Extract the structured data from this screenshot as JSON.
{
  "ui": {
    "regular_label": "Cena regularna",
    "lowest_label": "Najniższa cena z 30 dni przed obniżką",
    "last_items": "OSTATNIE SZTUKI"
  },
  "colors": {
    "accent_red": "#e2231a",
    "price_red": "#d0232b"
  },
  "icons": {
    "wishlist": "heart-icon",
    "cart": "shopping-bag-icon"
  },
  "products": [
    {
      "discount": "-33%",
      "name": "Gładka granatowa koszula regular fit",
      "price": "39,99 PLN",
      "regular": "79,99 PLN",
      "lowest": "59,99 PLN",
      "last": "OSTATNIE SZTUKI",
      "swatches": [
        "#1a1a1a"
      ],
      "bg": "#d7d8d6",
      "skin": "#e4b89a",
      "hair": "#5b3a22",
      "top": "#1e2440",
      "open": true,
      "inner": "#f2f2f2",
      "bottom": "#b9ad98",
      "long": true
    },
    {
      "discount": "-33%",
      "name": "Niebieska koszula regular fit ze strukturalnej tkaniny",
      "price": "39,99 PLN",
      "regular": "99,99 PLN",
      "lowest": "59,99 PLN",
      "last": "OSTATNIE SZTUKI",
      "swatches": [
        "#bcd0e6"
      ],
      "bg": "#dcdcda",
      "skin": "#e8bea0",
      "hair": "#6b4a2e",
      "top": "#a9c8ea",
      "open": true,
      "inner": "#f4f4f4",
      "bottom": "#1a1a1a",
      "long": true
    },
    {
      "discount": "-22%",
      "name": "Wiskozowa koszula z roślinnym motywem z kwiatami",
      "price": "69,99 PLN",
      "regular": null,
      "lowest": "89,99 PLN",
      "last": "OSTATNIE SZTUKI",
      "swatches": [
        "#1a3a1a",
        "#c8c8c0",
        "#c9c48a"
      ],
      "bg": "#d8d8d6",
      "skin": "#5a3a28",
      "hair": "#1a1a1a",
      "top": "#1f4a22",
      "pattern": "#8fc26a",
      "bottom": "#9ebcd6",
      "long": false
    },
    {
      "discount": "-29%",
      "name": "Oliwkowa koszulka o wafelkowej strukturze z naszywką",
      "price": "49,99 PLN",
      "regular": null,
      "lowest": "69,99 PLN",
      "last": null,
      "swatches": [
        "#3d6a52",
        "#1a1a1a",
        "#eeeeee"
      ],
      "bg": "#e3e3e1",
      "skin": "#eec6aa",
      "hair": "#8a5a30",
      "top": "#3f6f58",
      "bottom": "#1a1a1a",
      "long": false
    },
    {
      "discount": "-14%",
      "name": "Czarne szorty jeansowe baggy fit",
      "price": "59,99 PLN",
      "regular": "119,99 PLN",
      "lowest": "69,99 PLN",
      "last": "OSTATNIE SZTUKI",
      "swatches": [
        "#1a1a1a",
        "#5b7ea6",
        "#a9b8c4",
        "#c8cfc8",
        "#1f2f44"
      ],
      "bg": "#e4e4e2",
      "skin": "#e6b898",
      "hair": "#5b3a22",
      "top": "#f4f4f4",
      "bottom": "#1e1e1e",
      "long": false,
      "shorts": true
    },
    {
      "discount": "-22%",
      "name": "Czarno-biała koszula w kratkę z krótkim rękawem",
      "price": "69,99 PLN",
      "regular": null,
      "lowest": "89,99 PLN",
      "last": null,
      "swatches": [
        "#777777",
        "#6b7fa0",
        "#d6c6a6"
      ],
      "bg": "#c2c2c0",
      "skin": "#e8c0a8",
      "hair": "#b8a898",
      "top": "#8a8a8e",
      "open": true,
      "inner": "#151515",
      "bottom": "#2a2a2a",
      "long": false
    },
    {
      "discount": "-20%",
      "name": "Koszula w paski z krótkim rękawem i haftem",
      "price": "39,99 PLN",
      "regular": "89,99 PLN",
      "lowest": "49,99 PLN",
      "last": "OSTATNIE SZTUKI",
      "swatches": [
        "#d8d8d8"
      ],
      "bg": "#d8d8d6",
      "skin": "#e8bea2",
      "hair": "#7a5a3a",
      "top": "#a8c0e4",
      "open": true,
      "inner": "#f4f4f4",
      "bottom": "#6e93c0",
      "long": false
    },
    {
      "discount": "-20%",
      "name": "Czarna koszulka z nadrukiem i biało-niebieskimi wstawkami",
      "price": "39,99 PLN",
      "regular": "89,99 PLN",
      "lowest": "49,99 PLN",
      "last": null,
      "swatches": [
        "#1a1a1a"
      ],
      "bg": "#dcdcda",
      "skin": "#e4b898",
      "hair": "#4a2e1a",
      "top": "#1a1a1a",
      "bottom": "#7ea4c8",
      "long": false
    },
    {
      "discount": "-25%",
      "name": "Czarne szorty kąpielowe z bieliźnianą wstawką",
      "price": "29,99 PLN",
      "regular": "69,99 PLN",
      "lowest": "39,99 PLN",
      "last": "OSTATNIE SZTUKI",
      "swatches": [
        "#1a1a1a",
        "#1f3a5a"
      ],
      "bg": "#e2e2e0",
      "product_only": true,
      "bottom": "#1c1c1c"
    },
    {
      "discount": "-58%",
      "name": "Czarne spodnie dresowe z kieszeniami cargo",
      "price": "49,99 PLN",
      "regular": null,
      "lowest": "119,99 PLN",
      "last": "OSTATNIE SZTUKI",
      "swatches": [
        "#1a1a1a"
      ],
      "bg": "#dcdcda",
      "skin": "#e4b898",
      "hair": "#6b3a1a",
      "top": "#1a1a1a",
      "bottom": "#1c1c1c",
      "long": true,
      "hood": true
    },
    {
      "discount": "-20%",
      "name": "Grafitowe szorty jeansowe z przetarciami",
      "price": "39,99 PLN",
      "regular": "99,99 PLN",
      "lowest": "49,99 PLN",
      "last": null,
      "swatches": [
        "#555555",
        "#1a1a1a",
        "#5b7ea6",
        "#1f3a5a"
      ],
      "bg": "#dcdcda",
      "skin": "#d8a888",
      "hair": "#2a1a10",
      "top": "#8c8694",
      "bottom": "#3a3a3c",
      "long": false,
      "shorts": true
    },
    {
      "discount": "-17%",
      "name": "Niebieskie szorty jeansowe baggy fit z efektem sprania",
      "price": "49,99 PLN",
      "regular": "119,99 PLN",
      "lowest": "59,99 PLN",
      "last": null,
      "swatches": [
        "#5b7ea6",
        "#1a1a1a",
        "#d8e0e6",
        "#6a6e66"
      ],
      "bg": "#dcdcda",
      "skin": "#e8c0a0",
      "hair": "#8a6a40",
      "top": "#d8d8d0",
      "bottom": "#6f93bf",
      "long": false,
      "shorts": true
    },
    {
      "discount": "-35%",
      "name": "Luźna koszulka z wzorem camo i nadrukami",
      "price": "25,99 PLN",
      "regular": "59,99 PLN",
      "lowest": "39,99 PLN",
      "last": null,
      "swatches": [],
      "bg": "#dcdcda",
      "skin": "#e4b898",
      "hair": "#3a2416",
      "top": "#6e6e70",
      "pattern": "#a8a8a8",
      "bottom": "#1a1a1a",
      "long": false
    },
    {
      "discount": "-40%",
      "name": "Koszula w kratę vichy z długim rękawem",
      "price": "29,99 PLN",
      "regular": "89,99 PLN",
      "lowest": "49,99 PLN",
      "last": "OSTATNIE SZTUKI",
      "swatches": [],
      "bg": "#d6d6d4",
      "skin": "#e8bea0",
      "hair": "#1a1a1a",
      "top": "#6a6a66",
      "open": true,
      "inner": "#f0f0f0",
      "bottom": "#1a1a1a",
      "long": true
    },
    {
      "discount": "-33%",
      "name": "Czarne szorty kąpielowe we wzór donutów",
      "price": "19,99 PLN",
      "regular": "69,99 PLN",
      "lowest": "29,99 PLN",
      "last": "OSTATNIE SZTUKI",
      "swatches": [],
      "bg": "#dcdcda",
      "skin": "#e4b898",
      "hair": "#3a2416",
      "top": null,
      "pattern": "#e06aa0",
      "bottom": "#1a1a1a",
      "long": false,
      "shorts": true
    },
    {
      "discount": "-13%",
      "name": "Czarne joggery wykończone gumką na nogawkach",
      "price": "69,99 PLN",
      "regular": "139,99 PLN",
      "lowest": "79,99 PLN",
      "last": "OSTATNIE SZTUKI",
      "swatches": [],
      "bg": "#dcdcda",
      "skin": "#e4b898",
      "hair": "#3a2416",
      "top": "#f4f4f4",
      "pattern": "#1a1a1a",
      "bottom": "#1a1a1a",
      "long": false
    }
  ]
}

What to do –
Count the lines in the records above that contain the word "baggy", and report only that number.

Reply to the exercise –
2